THE TASK
Copy out each line of the data that holds the string "value".

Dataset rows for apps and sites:
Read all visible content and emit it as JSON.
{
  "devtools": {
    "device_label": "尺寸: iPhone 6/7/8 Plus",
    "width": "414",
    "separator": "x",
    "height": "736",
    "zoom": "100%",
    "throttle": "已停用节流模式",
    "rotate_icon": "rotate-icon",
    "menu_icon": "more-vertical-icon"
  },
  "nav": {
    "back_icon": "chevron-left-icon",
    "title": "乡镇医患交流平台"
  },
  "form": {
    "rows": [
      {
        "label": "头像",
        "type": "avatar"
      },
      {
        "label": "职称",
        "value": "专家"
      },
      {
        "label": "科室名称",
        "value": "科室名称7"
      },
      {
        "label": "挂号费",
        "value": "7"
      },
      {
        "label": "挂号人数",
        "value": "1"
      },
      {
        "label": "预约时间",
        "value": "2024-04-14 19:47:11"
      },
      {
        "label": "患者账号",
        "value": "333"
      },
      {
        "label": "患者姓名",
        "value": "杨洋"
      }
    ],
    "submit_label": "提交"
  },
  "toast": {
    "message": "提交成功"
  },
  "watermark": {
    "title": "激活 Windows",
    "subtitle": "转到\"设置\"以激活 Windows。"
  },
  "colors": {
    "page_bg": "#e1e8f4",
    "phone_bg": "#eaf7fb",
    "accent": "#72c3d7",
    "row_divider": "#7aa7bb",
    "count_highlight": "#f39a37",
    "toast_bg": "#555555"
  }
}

RESULT BELOW
        "value": "专家"
        "value": "科室名称7"
        "value": "7"
        "value": "1"
        "value": "2024-04-14 19:47:11"
        "value": "333"
        "value": "杨洋"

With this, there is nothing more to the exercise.